mammal     A warm-blooded animal distinguished by the possession of hair or fur, the secretion of milk by females for feeding the young, and (typically) the bearing of live young.

marsupials     Mammals that carry their young for a period after birth in external pouches where the developing babies will have access to their mother’s nipples — and milk. Most of these species evolved in Australian and have especially long hind-legs. Examples of marsupials include kargaroos, opossums and koalas.

natural selection     This is guiding concept underlying evolution, or natural adaptation. It holds that natural mutations within a population of organisms will create some new forms that are better adapted to their environment. That adaptation makes them more likely to survive and reproduce. Over time, these survivors may come to dominate the original population. If their adaptive changes are significant enough, those survivors may also constitute a new species.

organ     (in biology) Various parts of an organism that perform one or more particular functions. For instance, an ovary is an organ that makes eggs, the brain is an organ that interprets nerve signals and a plant’s roots are organs that take in nutrients and moisture.

population     (in biology) A group of individuals from the same species that lives in the same area.

proteins     Compounds made from one or more long chains of amino acids.
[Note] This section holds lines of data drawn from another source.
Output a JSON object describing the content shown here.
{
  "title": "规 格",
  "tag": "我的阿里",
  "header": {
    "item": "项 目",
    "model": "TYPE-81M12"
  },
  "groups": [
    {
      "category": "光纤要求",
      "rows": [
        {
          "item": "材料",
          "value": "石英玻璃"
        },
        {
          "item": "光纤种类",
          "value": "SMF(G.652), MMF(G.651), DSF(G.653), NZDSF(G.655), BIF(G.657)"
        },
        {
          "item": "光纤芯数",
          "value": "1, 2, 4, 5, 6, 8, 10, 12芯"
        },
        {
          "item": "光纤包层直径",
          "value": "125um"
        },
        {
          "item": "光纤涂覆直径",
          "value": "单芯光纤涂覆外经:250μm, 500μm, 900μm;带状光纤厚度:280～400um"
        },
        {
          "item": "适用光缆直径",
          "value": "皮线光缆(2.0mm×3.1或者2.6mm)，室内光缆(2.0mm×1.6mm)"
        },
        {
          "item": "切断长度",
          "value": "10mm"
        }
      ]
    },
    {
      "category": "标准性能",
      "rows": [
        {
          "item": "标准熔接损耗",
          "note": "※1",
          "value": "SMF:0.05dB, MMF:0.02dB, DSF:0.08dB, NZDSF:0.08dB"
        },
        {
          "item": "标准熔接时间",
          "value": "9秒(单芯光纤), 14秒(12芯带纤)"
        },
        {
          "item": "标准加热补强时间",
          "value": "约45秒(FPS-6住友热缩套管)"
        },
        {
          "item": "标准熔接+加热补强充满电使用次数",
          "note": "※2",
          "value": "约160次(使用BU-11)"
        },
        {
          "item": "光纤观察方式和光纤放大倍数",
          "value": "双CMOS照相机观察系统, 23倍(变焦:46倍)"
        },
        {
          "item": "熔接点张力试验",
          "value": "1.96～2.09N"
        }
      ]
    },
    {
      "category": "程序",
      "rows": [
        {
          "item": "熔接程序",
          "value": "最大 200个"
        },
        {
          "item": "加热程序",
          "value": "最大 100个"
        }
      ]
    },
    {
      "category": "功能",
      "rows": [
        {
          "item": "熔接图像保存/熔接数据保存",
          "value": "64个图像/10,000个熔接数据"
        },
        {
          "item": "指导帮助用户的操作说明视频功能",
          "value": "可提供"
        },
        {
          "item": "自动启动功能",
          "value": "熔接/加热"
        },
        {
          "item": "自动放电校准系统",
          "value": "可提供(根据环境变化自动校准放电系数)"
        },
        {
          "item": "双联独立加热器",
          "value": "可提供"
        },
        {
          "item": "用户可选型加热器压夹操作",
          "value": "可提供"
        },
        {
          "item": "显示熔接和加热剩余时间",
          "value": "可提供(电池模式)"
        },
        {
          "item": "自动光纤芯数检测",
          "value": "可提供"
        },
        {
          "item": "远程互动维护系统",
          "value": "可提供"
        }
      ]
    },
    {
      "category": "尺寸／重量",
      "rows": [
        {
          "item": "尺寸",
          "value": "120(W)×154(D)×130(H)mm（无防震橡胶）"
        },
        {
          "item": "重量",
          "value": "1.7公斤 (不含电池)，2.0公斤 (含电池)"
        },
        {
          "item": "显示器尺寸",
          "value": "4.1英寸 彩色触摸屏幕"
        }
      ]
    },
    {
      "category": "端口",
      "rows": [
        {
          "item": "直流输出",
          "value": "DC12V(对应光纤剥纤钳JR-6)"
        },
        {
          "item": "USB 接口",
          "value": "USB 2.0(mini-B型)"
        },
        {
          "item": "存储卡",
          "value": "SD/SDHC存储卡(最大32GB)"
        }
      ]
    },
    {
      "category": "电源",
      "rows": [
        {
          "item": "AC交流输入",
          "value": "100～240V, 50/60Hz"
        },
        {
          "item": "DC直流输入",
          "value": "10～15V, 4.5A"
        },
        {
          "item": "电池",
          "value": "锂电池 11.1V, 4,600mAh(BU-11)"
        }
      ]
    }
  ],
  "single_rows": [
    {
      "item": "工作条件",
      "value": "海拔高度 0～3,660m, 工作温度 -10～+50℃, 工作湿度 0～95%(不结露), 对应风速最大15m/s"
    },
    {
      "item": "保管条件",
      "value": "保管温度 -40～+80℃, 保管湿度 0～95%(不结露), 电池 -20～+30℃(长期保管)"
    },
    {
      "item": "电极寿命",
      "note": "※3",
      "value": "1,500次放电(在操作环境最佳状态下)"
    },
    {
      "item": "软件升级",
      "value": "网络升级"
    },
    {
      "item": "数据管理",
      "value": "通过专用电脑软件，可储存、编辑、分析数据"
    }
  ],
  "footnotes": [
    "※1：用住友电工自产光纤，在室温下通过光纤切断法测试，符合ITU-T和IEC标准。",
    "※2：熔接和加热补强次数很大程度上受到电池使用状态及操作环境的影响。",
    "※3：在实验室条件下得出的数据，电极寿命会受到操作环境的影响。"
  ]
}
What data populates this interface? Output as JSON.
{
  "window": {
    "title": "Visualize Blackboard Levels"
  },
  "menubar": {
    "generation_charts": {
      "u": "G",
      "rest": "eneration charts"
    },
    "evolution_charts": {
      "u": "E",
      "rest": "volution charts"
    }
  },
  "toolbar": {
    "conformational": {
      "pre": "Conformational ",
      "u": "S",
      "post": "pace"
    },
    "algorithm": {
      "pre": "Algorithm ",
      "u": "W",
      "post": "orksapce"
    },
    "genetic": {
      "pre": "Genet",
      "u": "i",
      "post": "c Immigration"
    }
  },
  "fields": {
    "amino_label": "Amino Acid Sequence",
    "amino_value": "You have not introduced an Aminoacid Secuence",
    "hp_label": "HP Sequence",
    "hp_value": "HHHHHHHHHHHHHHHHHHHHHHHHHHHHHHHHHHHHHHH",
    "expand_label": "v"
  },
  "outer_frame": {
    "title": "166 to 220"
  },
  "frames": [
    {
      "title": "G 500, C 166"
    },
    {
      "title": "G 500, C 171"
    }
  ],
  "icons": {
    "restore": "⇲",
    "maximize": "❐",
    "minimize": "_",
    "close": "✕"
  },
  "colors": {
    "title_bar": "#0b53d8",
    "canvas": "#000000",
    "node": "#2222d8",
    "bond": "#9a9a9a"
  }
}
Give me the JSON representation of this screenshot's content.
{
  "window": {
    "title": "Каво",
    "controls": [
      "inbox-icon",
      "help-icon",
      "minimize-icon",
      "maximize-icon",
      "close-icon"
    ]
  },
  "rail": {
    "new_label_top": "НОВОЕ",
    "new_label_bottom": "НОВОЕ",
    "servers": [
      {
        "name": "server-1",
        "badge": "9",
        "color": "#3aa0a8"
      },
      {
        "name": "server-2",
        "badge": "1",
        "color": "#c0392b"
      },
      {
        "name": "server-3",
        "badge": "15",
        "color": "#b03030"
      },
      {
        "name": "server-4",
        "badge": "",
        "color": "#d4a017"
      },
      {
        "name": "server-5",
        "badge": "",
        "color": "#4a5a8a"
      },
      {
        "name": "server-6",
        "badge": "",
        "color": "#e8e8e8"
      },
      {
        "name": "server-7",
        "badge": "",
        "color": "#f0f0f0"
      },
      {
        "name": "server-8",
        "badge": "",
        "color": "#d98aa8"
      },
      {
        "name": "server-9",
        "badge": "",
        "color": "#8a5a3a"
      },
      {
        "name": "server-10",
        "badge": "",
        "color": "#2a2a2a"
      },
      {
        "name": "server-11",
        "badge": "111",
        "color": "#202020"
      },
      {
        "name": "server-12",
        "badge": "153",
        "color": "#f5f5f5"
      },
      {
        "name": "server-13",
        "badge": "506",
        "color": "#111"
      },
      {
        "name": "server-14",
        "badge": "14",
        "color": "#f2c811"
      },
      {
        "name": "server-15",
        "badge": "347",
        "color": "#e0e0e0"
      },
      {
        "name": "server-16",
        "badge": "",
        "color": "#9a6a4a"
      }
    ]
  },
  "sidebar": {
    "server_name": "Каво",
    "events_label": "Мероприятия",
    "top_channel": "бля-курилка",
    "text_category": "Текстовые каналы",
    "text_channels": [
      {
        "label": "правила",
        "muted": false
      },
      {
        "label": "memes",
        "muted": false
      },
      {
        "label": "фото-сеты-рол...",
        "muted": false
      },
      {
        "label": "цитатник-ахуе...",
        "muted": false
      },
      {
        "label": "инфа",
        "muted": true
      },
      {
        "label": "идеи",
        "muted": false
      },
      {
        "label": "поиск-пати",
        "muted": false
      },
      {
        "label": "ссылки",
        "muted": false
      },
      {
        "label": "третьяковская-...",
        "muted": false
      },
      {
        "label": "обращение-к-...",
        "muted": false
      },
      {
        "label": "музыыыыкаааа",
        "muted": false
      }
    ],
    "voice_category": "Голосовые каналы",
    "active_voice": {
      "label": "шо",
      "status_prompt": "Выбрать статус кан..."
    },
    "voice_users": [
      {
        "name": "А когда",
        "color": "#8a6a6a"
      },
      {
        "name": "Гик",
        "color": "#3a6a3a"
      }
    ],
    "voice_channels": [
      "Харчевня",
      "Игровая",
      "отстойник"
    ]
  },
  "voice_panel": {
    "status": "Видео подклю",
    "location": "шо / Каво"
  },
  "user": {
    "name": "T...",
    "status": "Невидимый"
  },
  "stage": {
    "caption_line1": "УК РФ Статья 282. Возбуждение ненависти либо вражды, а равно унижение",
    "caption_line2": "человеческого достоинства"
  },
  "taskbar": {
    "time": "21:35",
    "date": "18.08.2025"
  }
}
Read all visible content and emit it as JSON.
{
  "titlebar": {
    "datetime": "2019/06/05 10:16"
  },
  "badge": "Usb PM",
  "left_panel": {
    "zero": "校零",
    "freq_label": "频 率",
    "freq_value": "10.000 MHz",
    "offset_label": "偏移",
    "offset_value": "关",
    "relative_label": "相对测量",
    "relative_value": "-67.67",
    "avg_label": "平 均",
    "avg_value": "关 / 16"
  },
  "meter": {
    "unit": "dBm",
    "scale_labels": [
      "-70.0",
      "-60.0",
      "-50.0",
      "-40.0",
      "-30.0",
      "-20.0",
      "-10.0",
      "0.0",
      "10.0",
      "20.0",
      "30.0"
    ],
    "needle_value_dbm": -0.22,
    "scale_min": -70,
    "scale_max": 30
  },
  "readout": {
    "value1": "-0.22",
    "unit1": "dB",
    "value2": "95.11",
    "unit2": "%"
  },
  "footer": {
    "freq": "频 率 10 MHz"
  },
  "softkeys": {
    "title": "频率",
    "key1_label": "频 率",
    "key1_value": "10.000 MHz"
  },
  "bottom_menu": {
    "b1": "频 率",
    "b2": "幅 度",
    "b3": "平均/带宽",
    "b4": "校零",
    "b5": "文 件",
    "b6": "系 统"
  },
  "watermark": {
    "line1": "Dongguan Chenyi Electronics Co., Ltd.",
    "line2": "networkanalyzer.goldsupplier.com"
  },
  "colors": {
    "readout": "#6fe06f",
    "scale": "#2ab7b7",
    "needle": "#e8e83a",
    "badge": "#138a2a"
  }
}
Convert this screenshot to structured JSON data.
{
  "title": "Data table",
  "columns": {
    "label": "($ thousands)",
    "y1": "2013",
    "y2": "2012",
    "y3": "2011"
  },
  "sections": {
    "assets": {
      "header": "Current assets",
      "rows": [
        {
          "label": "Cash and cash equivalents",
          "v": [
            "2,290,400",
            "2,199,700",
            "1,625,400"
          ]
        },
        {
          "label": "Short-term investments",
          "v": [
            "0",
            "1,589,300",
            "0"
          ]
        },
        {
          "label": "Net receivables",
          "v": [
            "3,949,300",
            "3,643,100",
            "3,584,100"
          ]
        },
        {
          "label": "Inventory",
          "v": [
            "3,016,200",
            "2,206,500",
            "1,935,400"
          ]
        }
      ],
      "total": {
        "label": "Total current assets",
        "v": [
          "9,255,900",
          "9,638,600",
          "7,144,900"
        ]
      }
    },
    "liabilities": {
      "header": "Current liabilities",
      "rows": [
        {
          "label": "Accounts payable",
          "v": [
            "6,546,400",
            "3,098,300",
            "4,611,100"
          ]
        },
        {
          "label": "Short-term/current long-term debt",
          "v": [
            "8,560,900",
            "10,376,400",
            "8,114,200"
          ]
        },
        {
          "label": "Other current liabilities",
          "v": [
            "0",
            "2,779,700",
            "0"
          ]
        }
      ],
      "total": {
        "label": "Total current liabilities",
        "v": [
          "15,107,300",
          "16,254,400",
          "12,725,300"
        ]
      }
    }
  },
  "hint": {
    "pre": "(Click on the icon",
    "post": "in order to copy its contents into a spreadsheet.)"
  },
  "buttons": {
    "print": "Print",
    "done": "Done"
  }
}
Proteins are an essential part of all living organisms. They form the basis of living cells, muscle and tissues; they also do the work inside of cells. The hemoglobin in blood and the antibodies that attempt to fight infections are among the better-known, stand-alone proteins. Medicines frequently work by latching onto proteins.

resistance     (as in drug resistance) The reduction in the effectiveness of a drug to cure a disease, usually a microbial infection. (as in disease resistance) The ability of an organism to fight off disease. (as in exercise) A type of rather sedentary exercise that relies on the contraction of muscles to build strength in localized tissues.

single nucleotide polymorphism (or SNP)     A SNP (pronounced “snip”) is DNA in which one of its original nucleotides has been naturally substituted for another. This variation may alter the function of DNA. SNPs are inherited. Each person carries millions of SNPs, making them unique from other people.

species     A group of similar organisms capable of producing offspring that can survive and reproduce.

tag      (in biology) To attach some rugged band or package of instruments onto an animal. Sometimes the tag is used to give each individual a unique identification number. Once attached to the leg, ear or other part of the body of a critter, it can effectively become the animal’s “name.” In some instances, a tag can collect information from the environment around the animal as well. This helps scientists understand both the environment and the animal’s role within it.

tumor     A mass of cells characterized by atypical and often uncontrolled growth. Benign tumors will not spread; they just grow and cause problems if they press against or tighten around healthy tissue. Malignant tumors will ultimately shed cells that can seed the body with new tumors. Malignant tumors are also known as cancers.

vaccine     A biological mixture that resembles a disease-causing agent. It is given to help the body create immunity to a particular disease. The injections used to administer most vaccines are known as vaccinations.

variant     A version of something that may come in different forms. (in biology) Members of a species that possess some feature (size, coloration or lifespan, for example) that make them distinct. (in genetics) A gene having a slight mutation that may have left its host species somewhat better adapted for its environment.

NGSS: 

  • MS-LS1-1
  • MS-LS2-5
  • MS-LS3-1
  • MS-LS4-4
  • MS-LS4-6
  • HS-LS1-2
  • HS-LS2-1
  • HS-LS2-8
  • HS-LS3-1
  • HS-LS3-2

Citation

Journal:​ B. Epstein et al. Rapid evolutionary response to a transmissible cancer in Tasmanian devils. Nature Communications. Vol. 7, August 30, 2016, p. 12684. doi: 10.1038/ncomms12684.

Journal:​ R.J. Pye et al. A second transmissible cancer in Tasmanian devils. Proceedings of the National Academy of Sciences. Vol. 113, January 12, 2016, p. 374. doi: 10.1073/pnas.1519691113.